As it turns out, mistakes are not only inevitable but are necessary for growth. There is some scriptural evidence of a positive correspondence between the magnitude of our mistakes and our potential for growth. Jesus taught that the debtor who owes the most is the most grateful when the debt is forgiven. Luke 7:36-50. Jonah jumped ship, Peter denied Christ three times, Paul persecuted the faithful, and Alma the Younger seems to have committed every single sin on Sister Nelson’s list. [footnote: There is no word yet on the availability of narcotics during Book of Mormon times or whether Alma the Younger wore an off-the-shoulder tunic.] Not a single one of these prophets—or any prophet, or Sister Nelson, or any human being—comes anywhere close to the Not Even Once Club. The purity standard is not only impossible; it prevents us from growing to become like God.
What I wish with all my heart to tell Tyler is that God loves him no matter what. God’s love is the very air in which we live, and move, and have our being. The only suitable thanks for such an incomprehensible gift is to embody it, to reflect that love back to God and to all of God’s children. That love is its own reward. There is no other test or prize. There are no ruined flowers or licked cupcakes. There is simply One whose heart swells wide as eternity with love. That is the only story worth telling.

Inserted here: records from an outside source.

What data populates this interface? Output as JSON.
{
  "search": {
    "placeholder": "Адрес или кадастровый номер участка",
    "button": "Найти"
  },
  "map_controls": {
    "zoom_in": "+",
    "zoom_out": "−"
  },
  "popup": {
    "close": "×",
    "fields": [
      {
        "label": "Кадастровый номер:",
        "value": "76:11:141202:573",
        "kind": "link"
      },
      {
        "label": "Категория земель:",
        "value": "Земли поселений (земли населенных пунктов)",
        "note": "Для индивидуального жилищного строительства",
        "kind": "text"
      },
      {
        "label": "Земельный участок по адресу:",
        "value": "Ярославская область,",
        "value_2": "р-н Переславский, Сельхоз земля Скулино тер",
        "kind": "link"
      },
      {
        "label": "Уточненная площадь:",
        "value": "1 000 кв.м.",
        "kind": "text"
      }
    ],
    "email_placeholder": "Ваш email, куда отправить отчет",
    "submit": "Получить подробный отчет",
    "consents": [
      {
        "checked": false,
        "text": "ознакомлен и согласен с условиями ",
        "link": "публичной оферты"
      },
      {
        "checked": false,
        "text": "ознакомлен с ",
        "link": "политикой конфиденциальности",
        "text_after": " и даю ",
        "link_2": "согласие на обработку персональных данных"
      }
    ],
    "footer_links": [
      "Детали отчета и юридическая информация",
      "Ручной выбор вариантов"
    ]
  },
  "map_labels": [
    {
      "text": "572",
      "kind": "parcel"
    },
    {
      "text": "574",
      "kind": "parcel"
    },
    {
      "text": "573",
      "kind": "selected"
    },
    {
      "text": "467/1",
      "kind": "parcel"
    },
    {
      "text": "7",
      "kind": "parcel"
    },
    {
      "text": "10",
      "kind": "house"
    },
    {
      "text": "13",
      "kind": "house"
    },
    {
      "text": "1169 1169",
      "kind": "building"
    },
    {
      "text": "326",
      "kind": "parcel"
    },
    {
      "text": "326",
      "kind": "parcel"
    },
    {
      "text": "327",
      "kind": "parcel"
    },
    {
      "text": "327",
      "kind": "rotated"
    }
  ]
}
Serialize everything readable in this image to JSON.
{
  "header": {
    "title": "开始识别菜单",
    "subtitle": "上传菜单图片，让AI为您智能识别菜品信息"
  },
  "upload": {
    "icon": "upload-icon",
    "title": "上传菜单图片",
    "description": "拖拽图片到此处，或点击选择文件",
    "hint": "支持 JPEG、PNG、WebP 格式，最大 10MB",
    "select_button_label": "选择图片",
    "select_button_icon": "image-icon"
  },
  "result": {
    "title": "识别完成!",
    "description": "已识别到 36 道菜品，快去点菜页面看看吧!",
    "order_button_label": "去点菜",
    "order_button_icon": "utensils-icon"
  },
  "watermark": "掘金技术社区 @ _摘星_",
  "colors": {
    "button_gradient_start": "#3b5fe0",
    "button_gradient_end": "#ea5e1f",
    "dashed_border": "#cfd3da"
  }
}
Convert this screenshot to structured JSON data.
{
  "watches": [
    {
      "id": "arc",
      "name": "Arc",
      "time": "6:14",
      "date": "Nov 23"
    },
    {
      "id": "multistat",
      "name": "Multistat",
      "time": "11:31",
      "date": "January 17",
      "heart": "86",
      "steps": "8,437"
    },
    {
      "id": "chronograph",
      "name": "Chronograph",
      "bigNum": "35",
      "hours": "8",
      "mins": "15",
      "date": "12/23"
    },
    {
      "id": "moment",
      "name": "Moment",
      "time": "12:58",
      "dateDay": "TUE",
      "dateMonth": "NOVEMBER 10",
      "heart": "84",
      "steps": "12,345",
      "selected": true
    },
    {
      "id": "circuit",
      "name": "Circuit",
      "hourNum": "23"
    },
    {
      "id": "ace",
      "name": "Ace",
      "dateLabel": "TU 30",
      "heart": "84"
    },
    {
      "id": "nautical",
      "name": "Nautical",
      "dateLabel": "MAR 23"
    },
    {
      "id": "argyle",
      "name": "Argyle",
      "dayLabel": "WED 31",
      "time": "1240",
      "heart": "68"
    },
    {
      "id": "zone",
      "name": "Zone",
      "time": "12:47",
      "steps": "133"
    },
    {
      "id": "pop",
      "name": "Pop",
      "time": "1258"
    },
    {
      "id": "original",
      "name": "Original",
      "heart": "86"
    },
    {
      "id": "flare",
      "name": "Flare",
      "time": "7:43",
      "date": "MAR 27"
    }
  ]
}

Thanks to Margaret and Paul Toscano, who helped me develop these ideas in a lively conversation.
Note: Please join us in our campaign to have Deseret Book remove this title from its shelves because of the spiritual damage it will inflict on children. You can email your thoughts and requests to Dave Kimball at email@example.com. (Please be nice to Dave but go ape on the book.)